___ INFORMATION SHOWN

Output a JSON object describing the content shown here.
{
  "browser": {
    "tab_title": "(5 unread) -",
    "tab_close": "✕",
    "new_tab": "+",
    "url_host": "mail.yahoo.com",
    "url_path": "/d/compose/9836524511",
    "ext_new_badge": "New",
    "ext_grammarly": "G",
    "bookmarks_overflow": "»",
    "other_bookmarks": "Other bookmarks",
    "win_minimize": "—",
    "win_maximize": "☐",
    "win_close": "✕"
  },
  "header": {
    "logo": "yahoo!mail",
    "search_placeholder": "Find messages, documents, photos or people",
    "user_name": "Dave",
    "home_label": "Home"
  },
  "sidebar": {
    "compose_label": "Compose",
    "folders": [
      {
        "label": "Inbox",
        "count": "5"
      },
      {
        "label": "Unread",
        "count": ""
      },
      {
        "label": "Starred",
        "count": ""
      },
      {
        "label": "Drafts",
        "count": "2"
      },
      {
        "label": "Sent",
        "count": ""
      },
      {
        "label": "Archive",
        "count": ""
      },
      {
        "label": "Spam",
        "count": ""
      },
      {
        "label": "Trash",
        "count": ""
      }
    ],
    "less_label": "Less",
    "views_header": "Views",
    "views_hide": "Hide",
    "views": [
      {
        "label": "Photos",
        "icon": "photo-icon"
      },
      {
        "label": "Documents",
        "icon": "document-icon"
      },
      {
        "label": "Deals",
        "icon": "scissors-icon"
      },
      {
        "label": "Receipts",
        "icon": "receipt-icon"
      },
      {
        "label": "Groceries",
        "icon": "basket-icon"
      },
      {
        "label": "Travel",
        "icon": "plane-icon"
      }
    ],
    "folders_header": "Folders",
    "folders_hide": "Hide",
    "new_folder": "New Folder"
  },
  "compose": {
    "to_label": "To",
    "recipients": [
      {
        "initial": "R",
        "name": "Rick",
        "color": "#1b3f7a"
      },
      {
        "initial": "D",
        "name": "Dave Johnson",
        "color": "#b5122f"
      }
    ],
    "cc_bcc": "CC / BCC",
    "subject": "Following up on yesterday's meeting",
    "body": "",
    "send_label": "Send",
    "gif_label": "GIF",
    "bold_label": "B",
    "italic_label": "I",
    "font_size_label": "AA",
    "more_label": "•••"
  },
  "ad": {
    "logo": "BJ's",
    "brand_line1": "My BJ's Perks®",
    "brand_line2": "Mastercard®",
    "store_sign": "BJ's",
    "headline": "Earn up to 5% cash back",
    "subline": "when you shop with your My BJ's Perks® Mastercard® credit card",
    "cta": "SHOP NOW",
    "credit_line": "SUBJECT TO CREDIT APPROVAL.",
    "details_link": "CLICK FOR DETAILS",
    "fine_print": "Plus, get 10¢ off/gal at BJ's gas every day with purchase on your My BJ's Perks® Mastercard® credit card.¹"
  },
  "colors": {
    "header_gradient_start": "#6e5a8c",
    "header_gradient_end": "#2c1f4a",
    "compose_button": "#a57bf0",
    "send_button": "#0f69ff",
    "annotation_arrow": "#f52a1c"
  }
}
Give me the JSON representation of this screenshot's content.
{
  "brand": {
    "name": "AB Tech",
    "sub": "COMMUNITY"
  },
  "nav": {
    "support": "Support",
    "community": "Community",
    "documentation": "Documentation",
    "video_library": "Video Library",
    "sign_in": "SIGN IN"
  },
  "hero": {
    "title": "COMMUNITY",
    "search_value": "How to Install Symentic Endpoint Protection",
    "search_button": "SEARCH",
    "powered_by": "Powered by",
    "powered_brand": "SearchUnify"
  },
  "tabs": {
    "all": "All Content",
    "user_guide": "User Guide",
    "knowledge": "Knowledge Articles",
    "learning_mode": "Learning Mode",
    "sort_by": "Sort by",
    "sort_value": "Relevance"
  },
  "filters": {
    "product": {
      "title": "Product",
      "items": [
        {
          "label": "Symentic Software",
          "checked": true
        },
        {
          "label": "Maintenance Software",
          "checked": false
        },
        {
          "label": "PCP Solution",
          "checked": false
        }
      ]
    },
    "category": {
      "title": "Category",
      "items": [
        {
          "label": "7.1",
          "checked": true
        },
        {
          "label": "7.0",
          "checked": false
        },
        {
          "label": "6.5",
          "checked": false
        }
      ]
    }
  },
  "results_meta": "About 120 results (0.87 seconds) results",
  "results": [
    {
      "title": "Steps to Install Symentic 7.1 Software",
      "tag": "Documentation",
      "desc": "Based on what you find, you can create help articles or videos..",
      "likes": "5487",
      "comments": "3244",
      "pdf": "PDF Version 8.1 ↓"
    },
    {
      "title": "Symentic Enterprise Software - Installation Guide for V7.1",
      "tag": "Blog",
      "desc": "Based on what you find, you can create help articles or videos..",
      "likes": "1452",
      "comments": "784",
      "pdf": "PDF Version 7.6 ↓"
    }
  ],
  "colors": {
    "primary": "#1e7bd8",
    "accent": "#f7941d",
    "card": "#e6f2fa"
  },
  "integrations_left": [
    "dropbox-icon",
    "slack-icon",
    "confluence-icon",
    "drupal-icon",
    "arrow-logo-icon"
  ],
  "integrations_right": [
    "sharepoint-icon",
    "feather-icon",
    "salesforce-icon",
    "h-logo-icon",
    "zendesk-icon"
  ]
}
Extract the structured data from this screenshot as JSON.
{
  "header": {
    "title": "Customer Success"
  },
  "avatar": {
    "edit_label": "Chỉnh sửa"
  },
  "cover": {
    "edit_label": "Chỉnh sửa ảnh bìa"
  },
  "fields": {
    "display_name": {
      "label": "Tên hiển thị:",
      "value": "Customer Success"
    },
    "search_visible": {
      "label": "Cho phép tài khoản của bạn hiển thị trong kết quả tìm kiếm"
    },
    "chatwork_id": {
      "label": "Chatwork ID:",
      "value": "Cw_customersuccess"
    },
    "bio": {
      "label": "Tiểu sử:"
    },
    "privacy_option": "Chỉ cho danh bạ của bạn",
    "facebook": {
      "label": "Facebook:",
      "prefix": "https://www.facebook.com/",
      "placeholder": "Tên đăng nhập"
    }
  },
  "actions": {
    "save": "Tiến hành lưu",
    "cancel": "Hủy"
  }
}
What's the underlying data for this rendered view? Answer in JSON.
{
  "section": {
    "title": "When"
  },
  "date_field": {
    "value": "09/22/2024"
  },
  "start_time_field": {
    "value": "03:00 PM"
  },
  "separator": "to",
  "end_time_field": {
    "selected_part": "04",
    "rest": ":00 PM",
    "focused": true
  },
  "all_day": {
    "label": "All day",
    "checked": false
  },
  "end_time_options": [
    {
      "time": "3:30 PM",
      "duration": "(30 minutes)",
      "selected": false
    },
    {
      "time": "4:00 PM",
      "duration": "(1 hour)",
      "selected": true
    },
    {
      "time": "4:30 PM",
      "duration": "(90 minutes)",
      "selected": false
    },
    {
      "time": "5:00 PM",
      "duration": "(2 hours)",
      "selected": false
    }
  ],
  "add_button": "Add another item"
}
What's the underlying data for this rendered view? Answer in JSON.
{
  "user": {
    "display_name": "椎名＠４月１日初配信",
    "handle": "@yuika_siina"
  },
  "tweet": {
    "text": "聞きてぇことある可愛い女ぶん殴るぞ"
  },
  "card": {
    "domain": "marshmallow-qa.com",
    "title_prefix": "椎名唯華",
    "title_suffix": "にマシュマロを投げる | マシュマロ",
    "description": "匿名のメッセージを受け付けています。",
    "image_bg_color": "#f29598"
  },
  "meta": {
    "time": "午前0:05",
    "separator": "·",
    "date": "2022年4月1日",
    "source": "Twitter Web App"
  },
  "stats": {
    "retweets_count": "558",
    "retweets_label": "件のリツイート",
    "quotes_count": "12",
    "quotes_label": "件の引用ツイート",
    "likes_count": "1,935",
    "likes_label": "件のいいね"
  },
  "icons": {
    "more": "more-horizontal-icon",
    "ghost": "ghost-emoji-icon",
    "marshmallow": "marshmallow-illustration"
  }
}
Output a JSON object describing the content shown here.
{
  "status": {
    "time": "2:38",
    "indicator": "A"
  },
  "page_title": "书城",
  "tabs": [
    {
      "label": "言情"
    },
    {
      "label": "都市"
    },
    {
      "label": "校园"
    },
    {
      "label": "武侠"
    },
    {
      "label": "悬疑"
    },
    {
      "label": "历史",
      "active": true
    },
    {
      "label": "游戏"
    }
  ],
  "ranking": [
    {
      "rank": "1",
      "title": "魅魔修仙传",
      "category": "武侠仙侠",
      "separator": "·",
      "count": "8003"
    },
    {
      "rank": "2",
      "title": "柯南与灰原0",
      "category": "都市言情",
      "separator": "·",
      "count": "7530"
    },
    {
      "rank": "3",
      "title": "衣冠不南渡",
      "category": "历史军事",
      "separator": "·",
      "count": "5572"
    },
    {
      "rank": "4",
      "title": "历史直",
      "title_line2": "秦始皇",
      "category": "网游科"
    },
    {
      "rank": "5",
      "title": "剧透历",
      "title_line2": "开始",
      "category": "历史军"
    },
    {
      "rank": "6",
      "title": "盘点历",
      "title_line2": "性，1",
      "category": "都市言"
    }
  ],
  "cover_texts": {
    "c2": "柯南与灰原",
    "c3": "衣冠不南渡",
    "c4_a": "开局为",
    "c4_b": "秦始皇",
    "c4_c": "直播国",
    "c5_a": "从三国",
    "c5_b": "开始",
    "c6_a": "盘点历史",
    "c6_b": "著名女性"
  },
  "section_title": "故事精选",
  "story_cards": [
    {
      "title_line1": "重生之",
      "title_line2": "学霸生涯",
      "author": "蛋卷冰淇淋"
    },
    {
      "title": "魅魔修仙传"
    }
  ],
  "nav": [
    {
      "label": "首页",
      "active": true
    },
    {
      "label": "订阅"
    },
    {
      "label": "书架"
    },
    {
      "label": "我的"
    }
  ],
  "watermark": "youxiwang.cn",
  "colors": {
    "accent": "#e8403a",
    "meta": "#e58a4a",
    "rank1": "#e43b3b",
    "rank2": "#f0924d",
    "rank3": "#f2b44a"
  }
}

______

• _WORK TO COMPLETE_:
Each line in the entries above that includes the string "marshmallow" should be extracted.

• _EXERCISE OUTPUT_:
    "domain": "marshmallow-qa.com",
    "marshmallow": "marshmallow-illustration"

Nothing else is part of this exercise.